Trailer hitches are almost standard for some SUVs, large trucks, and recreational vehicles. Since these larger vehicles have the weight to anchor trailers and additional cargo containers, many consumers look for towing capacity as a prime feature, and a hitch is an important component. Unfortunately, for all their convenience, hitches can have one overbearing downfall.
Common Causes of Trailer Detachments
The weight of a non-commercial trailer can vary from 500 to 10,000 lbs., and that may not include the weight of the cargo. However, despite the size and weight of the cargo, the hitch placement and strength remains relatively the same, even though different hitches have advantages and disadvantages according.
For a trailer to be attached to another vehicle, it must be secured onto a metal trailer hitch. However, hitches are only effective if they’re built properly and used correctly. Unfortunately, some trailer owners have ineffective hitches as a result of the following:
- A manufacturing or design defect in the trailer or coupler
- A malfunctioning or broken locking mechanism
- A poorly-maintained connector that may be rusted or have pits
- An motorist's indifference to follow state safety regulations, such as weight restrictions or the use of tow chains
- A road hazard which causes a trailer to shift and the hitch to break
Determining Fault in Trailer Accidents
The one thing to remember is if you or a loved one was injured in a trailer accident, no matter the reason for the detachment, you shouldn’t be held financially responsible for your injuries.
Depending on the circumstances of the detachment, the following parties can be held legally liable for the accident and your resulting injuries:
- The driver of the towing vehicle. Driver negligence is a leading cause of most runaway trailer accidents. This error can be a result of defensive driving, improperly-secured cargo, or failing to follow safety protocols.
- The hitch manufacturer. If the hitch fails without direct intervention from the driver (such as poor maintenance or excessive rust due to improper care), the manufacturer of the hitch may be to blame for the accident. When the defect can be proven to have directly caused the collision, the manufacturer may be not only liable for the trailer detaching, but also held legally responsible for paying financial compensation to every victim and surviving family member of the accident.
- Who loaded the trailer. If the trailer was professionally loaded and attached to the trailer, any safety errors, including excessively-heavy payloads, can be blamed on the company or person who loaded the trailer.
Where to Turn for Help

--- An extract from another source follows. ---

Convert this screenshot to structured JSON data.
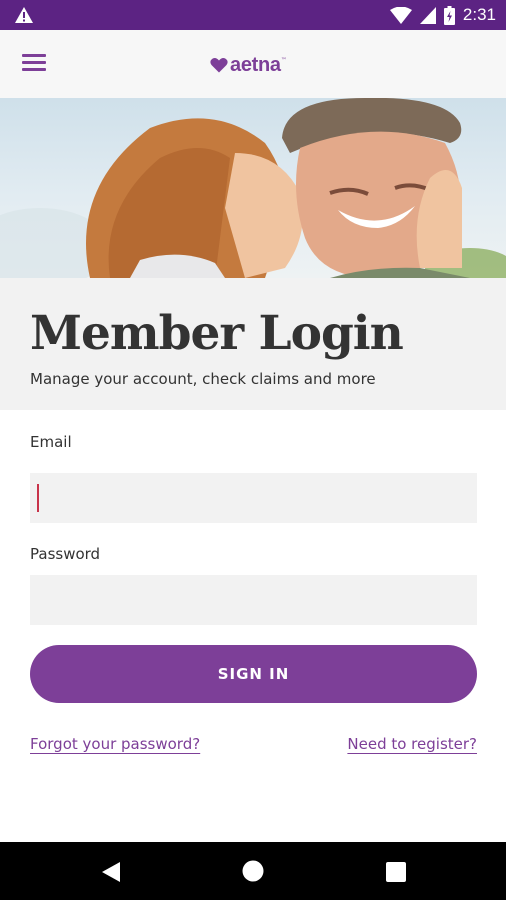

Treatment for car accident injuries can not only be painful but also expensive. Call us toll-free at (800) 556-8890 for a free consultation to determine whether you're entitled to damages or compensation for your injuries. We can help you get the money you need and deserve for your treatment. Our vast experience and knowledge of truck and trailer accidents help ensure that you get the respect, compensation, and justice you deserve.